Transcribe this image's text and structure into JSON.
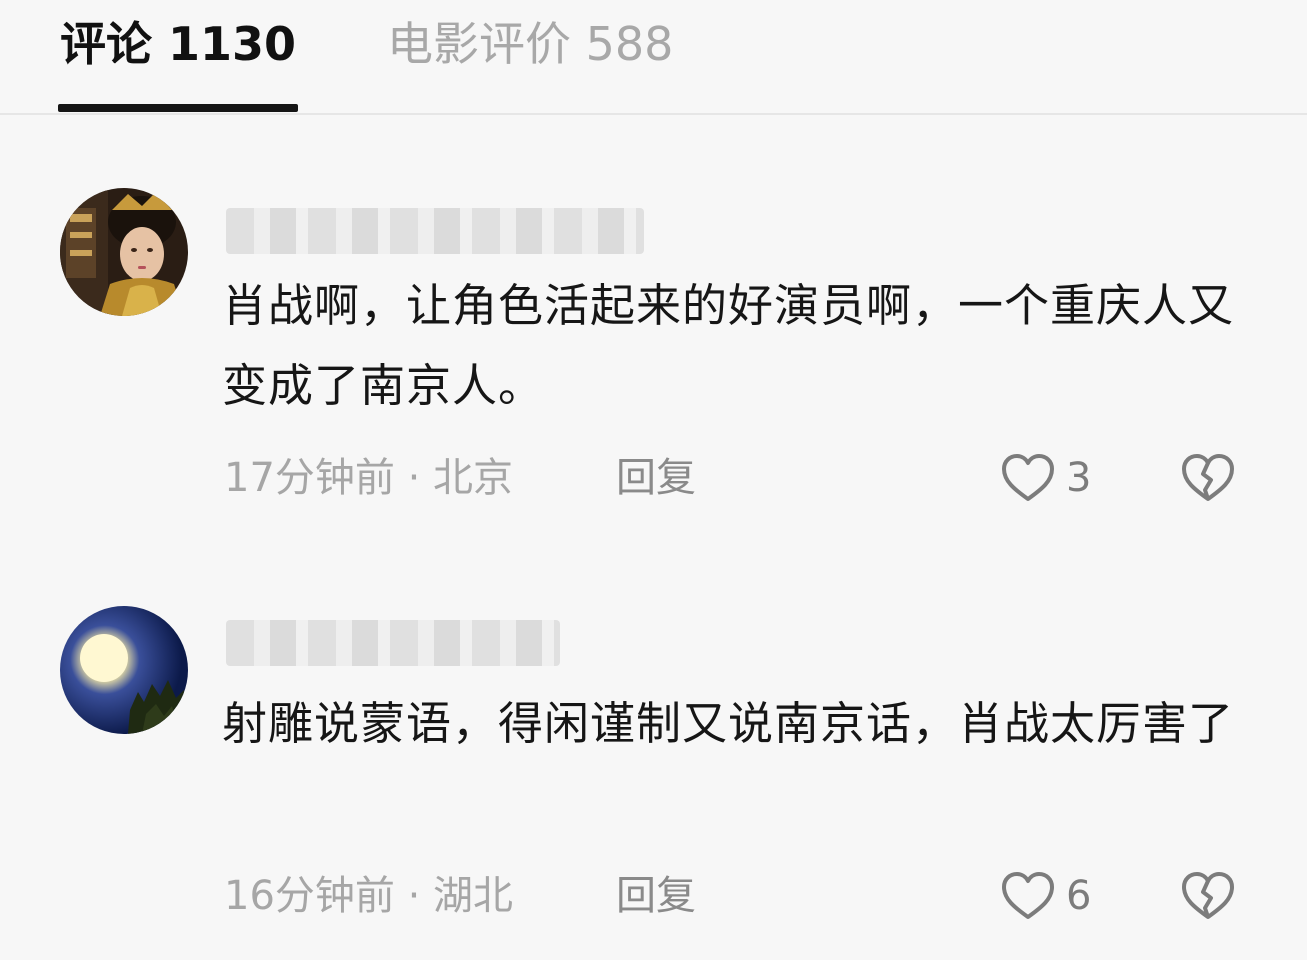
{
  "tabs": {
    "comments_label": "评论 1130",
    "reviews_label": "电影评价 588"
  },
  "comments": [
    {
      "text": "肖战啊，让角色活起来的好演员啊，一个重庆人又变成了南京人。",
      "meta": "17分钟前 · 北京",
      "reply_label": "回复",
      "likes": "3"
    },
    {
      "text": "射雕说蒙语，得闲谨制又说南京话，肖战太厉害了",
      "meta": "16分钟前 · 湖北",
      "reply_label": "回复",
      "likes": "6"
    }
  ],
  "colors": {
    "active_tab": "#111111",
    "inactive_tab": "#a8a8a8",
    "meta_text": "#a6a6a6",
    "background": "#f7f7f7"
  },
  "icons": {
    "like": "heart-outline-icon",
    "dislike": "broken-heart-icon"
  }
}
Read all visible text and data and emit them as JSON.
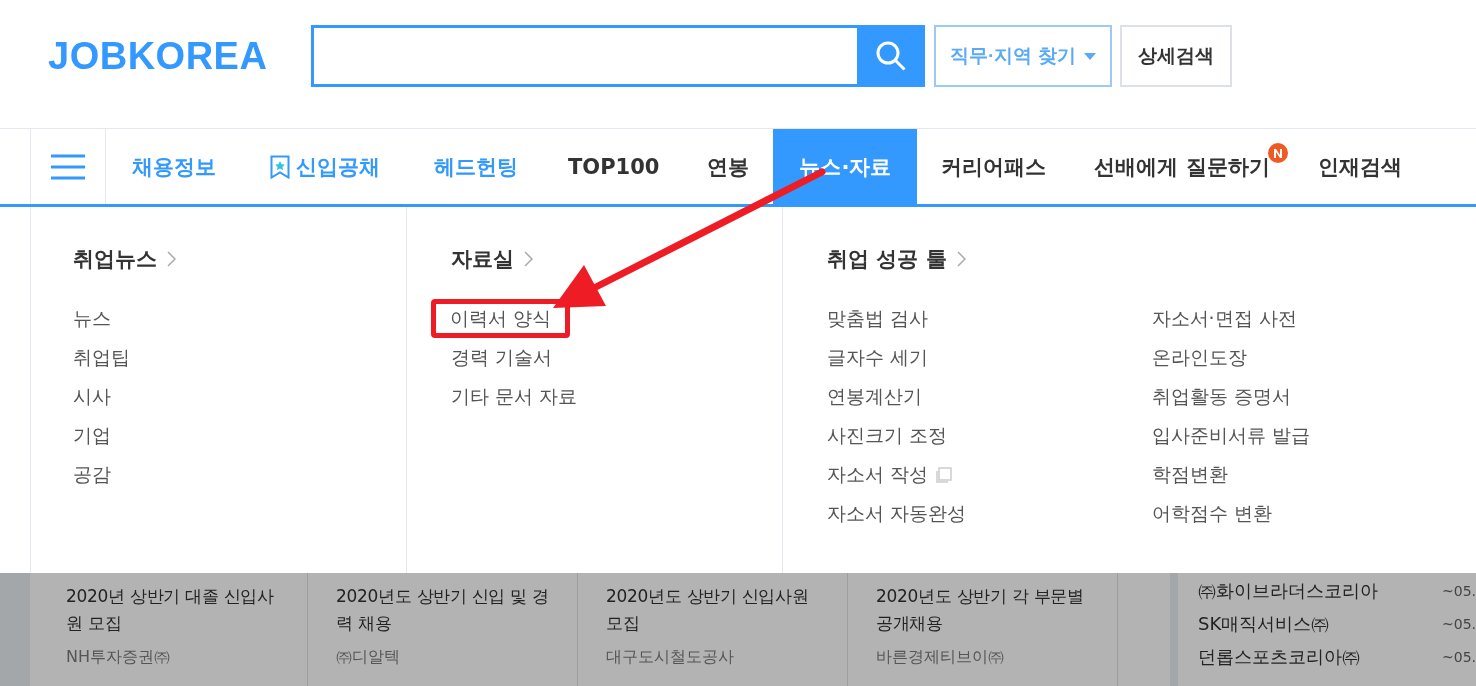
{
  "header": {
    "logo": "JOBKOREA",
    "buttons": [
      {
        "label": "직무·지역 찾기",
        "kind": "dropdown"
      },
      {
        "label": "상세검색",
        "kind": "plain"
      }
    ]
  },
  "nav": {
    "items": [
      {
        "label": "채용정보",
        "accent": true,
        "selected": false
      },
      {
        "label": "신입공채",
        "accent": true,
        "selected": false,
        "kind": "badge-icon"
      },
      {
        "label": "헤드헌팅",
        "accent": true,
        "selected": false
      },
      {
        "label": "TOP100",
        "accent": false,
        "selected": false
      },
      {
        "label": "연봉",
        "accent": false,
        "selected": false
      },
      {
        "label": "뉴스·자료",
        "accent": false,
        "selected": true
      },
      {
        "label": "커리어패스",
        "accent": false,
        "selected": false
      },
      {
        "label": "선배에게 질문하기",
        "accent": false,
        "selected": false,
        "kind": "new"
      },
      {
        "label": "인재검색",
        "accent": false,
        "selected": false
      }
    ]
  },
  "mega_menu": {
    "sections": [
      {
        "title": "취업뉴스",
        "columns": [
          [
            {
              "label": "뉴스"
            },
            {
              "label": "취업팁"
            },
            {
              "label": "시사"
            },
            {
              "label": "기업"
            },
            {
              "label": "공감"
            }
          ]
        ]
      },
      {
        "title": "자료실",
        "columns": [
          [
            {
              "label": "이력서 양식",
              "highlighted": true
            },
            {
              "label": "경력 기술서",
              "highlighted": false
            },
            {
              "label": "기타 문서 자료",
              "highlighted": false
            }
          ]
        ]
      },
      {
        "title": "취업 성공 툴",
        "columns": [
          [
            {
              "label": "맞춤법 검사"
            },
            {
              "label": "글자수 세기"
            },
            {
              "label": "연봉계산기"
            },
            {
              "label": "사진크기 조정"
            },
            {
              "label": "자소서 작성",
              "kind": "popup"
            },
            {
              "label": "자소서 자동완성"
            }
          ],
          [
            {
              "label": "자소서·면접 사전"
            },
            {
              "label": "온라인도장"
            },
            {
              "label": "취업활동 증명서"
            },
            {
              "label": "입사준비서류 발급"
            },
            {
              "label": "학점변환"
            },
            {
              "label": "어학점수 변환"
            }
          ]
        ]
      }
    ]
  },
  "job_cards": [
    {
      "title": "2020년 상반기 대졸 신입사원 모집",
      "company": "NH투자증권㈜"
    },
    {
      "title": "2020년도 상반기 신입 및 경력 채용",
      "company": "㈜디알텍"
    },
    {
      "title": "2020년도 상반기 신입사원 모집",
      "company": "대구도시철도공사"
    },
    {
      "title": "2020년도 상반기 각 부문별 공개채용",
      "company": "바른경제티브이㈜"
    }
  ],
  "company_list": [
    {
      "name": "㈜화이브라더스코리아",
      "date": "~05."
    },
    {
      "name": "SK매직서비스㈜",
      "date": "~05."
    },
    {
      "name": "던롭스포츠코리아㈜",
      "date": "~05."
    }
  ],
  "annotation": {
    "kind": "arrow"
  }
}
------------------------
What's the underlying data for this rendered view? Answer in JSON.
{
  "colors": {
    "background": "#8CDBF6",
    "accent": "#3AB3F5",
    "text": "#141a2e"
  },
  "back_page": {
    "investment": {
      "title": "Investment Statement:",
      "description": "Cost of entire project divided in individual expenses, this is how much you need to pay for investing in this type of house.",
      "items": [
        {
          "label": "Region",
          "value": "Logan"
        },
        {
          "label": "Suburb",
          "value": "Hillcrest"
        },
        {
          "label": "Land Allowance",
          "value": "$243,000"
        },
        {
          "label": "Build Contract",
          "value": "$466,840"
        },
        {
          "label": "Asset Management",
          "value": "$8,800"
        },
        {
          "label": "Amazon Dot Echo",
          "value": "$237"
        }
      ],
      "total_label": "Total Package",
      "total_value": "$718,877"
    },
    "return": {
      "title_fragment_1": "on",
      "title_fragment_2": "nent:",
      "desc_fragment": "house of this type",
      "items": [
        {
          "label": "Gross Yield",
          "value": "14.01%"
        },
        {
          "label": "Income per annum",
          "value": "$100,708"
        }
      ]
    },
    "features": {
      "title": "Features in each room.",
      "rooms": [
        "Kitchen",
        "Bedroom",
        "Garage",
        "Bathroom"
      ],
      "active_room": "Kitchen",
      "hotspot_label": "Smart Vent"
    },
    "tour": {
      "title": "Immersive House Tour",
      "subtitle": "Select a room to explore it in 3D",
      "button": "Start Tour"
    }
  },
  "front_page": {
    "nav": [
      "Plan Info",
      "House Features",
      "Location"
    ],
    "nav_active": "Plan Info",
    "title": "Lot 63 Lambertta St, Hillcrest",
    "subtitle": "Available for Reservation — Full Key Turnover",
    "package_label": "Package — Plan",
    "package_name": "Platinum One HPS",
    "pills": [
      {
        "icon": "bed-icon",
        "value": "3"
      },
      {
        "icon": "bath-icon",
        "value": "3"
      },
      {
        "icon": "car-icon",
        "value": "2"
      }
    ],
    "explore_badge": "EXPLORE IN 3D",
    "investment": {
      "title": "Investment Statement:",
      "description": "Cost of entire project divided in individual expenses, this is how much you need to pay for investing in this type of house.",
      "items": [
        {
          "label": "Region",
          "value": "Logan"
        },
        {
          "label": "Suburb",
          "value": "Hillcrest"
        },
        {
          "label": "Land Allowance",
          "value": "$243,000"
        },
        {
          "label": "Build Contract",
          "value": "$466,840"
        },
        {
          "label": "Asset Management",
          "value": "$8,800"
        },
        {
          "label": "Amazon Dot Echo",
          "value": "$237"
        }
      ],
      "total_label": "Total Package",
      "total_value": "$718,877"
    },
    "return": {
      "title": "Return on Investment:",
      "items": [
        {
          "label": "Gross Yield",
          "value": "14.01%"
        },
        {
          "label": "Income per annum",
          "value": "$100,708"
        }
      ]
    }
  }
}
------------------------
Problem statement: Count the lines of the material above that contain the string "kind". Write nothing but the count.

Exercise answer: 6